If you want to feel cooler during a Kansas summer, try reading books set in Florida! That’s what I’ve inadvertently and sporadically done this summer with two books: Lauren Groff’s collection of short stories, Florida; and Kristen Arnett’s debut novel, Mostly Dead Things.
My paths to these books were somewhere between accidental and serendipitous. Having just finished my Eve Babitz binge and not settled on a new book yet, I came across a copy of Lauren Groff’s Florida on my iPad. Deciding to read more short stories has been a great salvation to me. First, there are so many incredible short story writers; and second, they are great when you haven’t found that next big book to dive into.
So, I found myself swiping through my PDF of Florida. Despite her acclaim, I’m new to Lauren Groff. Wow! Powerful, succinct writing about quiet, sometimes desperate, often dangerous lives being lived in the oppressive heat of Florida. The humidity leaps off the page. Bugs, rain, crocodiles, and sweat are your ever present companions. “Dogs Go Wolf,” the story of two young girls abandoned on an island, was particularly striking to me. Two girls, three and seven, versus Nature. Groff brilliantly balances the beauty of the toughness and independence of these two young girls with the reality of their imminent deaths from starvation. Have I finished this book? Of course not! But the handful of stories I’ve read compel me to recommend this book. I will finish it, I promise.
I stumbled across a copy of Mostly Dead Things by Kristen Arnett schmoozing with publishers at the American Library Association Annual Conference in Washington, DC. How can one not be drawn to its fantastically neon green and pink flamingo cover? A story about a family taxidermy business? And then to find out the author is also a public librarian?

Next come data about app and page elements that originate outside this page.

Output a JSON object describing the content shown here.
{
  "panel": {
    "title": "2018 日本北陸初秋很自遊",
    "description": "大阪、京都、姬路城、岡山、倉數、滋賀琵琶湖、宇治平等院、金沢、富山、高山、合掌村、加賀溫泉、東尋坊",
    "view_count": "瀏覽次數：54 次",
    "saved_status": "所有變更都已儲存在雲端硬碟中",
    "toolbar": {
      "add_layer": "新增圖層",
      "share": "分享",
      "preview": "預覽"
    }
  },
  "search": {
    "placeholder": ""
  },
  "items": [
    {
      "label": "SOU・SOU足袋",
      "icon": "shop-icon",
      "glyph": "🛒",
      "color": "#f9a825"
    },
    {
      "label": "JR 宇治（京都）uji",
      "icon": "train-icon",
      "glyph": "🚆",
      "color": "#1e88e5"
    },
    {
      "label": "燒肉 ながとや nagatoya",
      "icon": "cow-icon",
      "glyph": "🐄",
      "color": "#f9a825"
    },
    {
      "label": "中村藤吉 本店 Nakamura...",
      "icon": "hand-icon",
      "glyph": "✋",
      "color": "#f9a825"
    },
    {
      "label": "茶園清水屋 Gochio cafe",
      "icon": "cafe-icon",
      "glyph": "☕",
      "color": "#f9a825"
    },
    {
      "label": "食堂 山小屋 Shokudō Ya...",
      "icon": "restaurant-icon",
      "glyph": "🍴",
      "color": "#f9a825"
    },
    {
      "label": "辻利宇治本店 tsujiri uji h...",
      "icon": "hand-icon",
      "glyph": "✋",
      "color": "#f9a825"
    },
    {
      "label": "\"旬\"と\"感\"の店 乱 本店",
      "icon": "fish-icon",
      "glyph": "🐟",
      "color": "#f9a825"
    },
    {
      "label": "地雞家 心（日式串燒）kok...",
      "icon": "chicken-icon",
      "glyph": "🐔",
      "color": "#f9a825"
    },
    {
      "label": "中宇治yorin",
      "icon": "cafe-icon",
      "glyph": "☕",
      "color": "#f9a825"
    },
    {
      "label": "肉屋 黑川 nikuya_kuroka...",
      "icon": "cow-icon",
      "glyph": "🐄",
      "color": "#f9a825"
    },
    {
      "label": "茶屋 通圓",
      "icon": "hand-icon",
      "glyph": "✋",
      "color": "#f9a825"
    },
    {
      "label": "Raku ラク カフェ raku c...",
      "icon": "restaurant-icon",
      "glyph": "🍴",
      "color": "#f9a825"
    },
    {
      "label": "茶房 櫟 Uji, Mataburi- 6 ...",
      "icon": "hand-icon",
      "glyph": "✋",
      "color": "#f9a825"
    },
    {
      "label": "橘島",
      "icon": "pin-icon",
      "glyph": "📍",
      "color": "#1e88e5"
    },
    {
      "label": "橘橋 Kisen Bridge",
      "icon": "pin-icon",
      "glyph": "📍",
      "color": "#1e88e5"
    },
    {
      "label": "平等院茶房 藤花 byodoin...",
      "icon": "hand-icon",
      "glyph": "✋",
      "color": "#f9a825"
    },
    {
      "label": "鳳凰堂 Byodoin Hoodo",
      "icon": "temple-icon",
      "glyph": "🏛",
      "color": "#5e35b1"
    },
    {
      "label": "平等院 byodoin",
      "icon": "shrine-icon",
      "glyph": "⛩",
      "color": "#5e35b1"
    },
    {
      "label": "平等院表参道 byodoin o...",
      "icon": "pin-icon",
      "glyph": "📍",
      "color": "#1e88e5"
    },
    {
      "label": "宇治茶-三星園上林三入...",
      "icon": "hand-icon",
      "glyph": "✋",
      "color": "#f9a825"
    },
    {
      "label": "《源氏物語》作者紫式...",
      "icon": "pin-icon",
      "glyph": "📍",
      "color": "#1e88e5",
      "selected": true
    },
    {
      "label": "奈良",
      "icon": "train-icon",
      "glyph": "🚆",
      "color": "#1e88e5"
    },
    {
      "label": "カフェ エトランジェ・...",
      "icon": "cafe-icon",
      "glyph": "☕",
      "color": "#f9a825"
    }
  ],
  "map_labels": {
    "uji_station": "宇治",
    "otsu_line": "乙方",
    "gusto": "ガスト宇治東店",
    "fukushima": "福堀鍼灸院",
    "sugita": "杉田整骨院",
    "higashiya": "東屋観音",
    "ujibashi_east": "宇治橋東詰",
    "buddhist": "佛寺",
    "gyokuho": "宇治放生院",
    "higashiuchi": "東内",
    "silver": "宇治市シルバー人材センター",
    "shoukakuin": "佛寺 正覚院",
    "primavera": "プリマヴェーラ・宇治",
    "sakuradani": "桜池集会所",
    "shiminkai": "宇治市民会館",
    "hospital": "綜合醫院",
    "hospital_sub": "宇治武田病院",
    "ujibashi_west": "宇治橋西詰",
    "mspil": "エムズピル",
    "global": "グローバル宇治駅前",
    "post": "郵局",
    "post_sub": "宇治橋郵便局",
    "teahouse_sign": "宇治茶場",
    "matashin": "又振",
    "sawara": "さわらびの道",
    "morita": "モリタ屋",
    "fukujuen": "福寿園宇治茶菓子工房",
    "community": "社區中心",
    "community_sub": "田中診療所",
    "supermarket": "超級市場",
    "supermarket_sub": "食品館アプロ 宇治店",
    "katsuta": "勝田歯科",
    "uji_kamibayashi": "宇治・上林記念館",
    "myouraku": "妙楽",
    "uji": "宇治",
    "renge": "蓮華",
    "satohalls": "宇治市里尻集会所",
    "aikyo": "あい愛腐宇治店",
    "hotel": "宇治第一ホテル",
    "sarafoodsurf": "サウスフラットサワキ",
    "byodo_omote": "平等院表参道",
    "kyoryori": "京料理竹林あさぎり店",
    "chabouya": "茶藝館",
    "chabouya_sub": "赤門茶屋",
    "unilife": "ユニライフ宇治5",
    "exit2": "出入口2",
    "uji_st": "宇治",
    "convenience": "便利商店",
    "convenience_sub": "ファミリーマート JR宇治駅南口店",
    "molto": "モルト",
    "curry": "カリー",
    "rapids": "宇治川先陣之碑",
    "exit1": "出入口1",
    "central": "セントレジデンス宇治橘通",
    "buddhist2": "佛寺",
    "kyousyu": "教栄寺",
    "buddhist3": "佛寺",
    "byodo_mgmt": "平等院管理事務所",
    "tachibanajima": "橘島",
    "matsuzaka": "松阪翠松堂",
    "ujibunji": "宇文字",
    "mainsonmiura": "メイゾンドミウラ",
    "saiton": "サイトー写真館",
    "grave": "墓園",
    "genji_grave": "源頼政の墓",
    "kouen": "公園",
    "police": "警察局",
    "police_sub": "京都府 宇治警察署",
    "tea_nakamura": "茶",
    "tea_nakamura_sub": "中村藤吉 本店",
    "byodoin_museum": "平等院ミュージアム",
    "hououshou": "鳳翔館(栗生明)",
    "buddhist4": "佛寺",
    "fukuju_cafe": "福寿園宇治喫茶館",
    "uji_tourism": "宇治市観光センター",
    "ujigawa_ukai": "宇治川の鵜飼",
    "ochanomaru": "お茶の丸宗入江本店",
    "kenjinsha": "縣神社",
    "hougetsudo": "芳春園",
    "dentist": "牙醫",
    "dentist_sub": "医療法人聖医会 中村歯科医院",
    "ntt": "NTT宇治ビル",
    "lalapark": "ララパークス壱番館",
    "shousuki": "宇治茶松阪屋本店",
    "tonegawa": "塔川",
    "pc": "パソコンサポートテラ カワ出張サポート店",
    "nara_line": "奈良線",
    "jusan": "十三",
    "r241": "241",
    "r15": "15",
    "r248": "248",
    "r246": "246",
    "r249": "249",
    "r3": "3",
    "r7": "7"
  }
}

I really enjoyed this book. It’s the story of a family falling deeper into its dysfunction, and as the book progresses, glimmers of the potential for some kind of redemption and/or recovery. I don’t want to spoil the plot points, so let’s not go there, but the back and forth between primary plot and flashbacks drew me into the story of this family.
Our protagonist Jessa is a cranky hot mess and tremendously human. Her self-aware malaise is relatable (to me at least). The pointillist flashback love story of Jessa and her brother’s ex-wife Brynn is a lovely, honest account of two girls (or at least one girl) in love. When Jessa's mom suddenly emerges as an avant-garde taxidermy artist, her art helps her express her previously unspoken feelings about her husband.
Mostly Dead Things is funny, heartbreaking, poignant, and expertly written. To quote NPR reviewer Ilana Masad, it’s “macabre and irreverent” yet, to quote me, “not completely obnoxious which I find most books described as such.” A book definitely worthy of its current literary buzz.
OK, that’s all folks. See you next time!
-Brad Allen is the Director at Lawrence Public Library.